In the 21st century, polar land ice melting became one of the driving factors of global sea level rise, which is discussed widely by the media and the public. Although the fact of the shrinking ice caps and accompanying changes in the sea level is established, the actual amount of polar ice melting still needs to be quantified in separate regions. Sitting on top of bedrock, the Greenland ice sheet (GrIS) is the second largest ice sheet on Earth. With traditional glaciological methods the change of the Greenland ice sheet is difficult to measure directly, however with the GRACE (Gravity Recovery and Climate Experiment) satellite system the mass changes can be measured directly. There are several sub-drainage areas within the Greenland Ice Sheet. Some of the subsystems may contribute differently to the overall mass changes of GrIS. For instance, while the mass loss in the GrIS ablation zone is enhanced during the last decades, the central high altitude areas experienced increased mass accumulation (Krabill et al., 2000, Thomas et al., 2001, Colgan et al., 2015, Xu et al., 2016). It is important to quantify the regional mass changes because it gives us insight what is going on beyond the realization that the GrIS is shrinking...

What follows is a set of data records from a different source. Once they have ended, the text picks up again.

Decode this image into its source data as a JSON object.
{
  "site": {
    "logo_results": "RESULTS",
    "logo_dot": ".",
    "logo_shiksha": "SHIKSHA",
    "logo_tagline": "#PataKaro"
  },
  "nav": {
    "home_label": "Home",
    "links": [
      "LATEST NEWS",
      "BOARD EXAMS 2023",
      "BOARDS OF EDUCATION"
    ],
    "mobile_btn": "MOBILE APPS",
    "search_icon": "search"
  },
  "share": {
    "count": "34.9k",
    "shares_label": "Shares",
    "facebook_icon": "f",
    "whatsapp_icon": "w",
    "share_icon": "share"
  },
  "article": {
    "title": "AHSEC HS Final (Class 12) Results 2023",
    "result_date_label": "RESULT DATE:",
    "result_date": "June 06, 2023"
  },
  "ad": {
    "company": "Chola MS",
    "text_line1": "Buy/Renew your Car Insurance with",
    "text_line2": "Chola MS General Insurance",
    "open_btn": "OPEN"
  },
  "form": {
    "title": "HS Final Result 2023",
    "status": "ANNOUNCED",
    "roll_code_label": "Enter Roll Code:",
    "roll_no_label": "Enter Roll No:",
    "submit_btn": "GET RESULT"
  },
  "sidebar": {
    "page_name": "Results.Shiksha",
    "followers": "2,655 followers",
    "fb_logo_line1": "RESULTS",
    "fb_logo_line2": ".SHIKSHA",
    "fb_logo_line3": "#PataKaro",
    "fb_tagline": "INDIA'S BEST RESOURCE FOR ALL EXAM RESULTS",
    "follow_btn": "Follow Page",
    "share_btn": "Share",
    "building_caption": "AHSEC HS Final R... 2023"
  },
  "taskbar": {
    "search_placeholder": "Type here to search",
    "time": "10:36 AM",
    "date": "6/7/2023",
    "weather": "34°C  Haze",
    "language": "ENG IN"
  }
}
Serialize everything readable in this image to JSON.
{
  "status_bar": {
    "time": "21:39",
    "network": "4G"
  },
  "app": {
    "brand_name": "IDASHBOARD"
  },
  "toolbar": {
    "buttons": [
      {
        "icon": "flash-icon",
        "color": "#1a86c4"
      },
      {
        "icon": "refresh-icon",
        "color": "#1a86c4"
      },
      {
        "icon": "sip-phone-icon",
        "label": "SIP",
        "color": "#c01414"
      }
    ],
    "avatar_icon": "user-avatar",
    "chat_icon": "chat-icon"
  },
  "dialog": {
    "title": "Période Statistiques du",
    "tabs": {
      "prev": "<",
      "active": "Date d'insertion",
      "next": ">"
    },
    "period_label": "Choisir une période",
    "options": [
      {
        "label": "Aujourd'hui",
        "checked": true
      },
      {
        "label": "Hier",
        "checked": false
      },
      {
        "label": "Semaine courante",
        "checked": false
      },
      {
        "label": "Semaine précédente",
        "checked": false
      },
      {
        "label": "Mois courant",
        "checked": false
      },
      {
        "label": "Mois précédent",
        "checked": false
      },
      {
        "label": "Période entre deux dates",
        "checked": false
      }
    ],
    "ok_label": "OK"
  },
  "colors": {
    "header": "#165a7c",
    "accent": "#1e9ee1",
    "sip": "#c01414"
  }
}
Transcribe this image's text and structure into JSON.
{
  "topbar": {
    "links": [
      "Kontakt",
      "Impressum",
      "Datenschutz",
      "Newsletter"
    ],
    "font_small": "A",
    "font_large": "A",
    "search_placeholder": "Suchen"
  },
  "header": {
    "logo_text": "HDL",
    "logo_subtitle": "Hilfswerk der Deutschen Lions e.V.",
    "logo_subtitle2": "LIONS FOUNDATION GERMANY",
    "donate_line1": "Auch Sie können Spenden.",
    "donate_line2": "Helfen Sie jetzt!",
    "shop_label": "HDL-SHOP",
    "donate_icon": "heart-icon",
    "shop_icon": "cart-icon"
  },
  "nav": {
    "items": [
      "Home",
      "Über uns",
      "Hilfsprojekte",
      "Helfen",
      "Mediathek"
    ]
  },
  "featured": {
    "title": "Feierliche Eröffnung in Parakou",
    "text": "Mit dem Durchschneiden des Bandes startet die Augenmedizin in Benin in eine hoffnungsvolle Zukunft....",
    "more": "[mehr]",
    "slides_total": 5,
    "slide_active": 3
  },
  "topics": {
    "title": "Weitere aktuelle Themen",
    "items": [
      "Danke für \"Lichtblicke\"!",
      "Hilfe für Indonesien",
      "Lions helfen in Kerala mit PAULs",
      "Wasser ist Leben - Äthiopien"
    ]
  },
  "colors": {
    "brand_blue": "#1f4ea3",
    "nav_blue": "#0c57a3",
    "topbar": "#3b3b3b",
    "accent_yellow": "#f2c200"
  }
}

|Award date||24 Apr 2019|
|Publication status||Published - 2019|
- Greenland Ice Sheet
- mass balance